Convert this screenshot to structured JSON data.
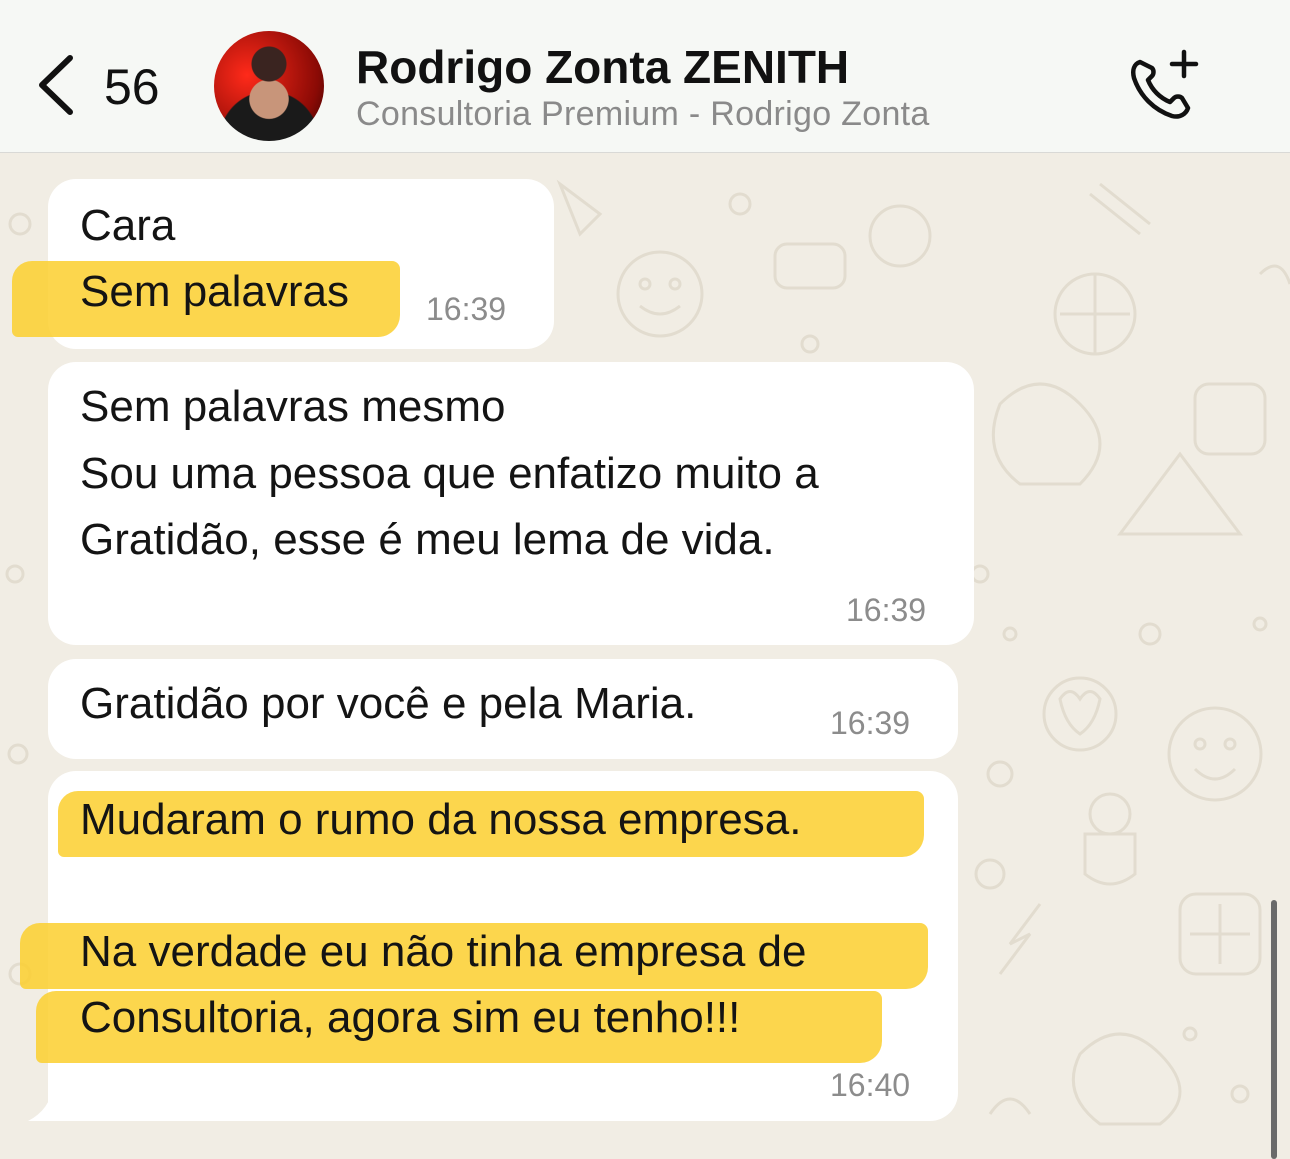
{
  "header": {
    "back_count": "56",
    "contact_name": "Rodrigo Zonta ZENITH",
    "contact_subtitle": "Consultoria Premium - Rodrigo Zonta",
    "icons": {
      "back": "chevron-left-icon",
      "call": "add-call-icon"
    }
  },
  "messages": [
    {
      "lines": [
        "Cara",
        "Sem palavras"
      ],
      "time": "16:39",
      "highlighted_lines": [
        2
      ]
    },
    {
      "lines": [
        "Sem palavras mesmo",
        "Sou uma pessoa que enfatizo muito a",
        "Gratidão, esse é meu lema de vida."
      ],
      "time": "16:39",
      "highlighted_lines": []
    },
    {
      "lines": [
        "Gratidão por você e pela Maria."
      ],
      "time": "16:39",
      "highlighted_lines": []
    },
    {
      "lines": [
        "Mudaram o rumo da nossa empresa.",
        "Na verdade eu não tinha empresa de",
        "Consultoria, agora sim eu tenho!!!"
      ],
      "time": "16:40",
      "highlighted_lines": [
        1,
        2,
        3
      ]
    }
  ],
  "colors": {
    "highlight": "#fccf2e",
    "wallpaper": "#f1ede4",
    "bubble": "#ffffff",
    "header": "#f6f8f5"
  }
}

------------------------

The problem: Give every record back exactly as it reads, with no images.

Exercise result:
Convert this screenshot to structured JSON data.
{
  "header": {
    "back_count": "56",
    "contact_name": "Rodrigo Zonta ZENITH",
    "contact_subtitle": "Consultoria Premium - Rodrigo Zonta",
    "icons": {
      "back": "chevron-left-icon",
      "call": "add-call-icon"
    }
  },
  "messages": [
    {
      "lines": [
        "Cara",
        "Sem palavras"
      ],
      "time": "16:39",
      "highlighted_lines": [
        2
      ]
    },
    {
      "lines": [
        "Sem palavras mesmo",
        "Sou uma pessoa que enfatizo muito a",
        "Gratidão, esse é meu lema de vida."
      ],
      "time": "16:39",
      "highlighted_lines": []
    },
    {
      "lines": [
        "Gratidão por você e pela Maria."
      ],
      "time": "16:39",
      "highlighted_lines": []
    },
    {
      "lines": [
        "Mudaram o rumo da nossa empresa.",
        "Na verdade eu não tinha empresa de",
        "Consultoria, agora sim eu tenho!!!"
      ],
      "time": "16:40",
      "highlighted_lines": [
        1,
        2,
        3
      ]
    }
  ],
  "colors": {
    "highlight": "#fccf2e",
    "wallpaper": "#f1ede4",
    "bubble": "#ffffff",
    "header": "#f6f8f5"
  }
}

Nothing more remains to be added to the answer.